> _Records for processing_
++++++++++++++++++++

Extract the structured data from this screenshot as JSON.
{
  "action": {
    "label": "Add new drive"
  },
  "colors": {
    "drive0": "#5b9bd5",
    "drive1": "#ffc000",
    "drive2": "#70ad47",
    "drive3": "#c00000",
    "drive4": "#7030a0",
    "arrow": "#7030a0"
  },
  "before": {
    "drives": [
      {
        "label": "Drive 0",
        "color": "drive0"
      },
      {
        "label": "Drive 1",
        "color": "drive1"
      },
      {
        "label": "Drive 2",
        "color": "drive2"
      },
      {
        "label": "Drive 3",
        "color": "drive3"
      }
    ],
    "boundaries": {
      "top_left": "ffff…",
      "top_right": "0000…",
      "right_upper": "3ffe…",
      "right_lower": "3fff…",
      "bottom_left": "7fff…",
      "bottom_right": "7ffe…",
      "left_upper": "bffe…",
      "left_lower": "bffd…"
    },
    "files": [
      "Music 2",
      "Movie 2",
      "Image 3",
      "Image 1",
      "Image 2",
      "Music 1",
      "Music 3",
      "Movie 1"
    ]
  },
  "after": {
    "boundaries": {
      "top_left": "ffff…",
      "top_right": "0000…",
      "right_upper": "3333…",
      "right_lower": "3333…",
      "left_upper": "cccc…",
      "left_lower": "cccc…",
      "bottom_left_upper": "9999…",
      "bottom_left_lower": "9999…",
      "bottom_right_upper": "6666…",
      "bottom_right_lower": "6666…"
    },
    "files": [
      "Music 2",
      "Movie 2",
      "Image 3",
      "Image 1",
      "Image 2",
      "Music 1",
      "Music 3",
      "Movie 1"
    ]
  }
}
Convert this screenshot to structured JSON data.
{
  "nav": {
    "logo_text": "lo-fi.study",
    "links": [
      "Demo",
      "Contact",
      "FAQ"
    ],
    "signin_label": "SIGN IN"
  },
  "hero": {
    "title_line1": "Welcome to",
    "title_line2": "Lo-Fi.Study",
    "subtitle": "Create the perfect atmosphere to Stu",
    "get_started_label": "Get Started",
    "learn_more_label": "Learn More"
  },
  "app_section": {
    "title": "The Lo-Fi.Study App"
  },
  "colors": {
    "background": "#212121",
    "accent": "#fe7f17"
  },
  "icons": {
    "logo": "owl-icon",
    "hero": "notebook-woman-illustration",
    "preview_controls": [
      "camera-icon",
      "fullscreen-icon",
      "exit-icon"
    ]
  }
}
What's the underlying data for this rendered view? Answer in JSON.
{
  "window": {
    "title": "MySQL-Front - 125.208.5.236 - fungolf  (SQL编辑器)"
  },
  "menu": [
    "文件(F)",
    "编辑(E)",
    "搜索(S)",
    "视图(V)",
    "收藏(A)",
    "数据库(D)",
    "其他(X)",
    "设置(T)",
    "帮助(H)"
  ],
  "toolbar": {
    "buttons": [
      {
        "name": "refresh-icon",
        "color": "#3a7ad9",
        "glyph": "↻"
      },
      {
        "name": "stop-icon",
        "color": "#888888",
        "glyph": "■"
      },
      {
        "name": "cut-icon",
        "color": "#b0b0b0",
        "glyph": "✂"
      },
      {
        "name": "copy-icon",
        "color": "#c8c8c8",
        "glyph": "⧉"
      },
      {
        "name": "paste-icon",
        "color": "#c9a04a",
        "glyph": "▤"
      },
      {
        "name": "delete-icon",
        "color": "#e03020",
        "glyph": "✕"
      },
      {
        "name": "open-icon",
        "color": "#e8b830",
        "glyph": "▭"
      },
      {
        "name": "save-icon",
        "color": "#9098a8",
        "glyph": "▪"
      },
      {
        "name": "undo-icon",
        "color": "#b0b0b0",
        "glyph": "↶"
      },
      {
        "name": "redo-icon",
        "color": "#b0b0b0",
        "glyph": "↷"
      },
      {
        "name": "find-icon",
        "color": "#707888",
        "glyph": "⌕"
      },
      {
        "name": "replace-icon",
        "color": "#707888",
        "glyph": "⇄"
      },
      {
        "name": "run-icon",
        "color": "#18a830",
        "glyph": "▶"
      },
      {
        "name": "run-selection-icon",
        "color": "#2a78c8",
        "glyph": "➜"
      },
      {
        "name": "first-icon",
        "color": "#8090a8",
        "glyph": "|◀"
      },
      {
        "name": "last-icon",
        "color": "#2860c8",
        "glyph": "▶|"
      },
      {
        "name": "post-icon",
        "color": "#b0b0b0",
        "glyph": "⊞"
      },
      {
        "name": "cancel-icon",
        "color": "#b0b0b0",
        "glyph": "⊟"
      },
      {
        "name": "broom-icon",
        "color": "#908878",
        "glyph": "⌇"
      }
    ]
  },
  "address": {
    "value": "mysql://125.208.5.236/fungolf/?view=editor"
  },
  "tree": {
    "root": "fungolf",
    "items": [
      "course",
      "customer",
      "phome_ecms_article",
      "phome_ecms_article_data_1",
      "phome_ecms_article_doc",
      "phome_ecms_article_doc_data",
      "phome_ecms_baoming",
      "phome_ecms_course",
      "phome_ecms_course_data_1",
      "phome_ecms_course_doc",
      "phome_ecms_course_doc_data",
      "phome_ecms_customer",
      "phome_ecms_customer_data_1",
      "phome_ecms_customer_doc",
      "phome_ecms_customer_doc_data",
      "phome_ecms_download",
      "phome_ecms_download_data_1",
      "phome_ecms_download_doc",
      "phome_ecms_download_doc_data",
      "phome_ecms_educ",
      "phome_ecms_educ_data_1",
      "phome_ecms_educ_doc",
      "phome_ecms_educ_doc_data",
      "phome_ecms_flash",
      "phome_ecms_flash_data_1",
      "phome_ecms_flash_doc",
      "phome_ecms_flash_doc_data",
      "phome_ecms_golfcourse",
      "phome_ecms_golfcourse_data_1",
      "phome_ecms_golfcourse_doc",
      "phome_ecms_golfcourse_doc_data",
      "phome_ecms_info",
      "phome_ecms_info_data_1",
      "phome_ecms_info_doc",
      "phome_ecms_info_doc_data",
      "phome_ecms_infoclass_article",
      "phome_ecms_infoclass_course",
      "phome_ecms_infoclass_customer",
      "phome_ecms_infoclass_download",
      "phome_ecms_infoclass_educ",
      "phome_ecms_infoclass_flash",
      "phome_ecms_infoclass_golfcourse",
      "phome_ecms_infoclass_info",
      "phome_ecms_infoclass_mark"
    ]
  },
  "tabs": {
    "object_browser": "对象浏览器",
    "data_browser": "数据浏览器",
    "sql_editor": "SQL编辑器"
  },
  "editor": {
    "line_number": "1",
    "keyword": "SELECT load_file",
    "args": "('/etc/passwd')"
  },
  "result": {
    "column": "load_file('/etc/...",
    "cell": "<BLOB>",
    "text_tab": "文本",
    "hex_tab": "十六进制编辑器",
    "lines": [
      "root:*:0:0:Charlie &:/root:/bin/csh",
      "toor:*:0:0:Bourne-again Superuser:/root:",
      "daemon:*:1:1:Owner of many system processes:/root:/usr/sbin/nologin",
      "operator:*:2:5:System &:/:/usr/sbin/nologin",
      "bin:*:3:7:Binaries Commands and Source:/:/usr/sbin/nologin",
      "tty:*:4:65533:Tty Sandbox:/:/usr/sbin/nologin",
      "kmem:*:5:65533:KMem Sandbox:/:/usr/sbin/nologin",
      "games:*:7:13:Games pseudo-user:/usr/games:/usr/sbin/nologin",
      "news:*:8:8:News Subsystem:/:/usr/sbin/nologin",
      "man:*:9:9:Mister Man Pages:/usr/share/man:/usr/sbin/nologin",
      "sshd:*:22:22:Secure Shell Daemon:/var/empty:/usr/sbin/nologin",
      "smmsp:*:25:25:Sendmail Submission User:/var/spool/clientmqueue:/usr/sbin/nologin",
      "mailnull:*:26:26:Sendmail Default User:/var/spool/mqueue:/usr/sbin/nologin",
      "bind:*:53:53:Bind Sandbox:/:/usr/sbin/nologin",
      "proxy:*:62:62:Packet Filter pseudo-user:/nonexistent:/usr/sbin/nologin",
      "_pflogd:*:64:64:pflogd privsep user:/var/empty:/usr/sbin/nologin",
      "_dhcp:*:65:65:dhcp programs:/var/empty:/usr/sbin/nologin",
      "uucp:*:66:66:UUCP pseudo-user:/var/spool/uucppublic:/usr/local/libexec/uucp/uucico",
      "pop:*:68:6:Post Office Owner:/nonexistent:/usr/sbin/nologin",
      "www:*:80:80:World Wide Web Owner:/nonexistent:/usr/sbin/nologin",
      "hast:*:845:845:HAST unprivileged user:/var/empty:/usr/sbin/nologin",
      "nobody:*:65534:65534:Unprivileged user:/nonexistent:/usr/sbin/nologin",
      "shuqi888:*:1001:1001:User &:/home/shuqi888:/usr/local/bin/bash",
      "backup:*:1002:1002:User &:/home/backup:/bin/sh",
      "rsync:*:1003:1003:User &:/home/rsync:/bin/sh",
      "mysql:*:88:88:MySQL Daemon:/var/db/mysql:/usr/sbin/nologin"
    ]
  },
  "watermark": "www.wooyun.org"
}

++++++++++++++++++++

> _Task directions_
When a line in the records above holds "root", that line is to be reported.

> _Answer to this problem_
    "root": "fungolf",
      "root:*:0:0:Charlie &:/root:/bin/csh",
      "toor:*:0:0:Bourne-again Superuser:/root:",
      "daemon:*:1:1:Owner of many system processes:/root:/usr/sbin/nologin",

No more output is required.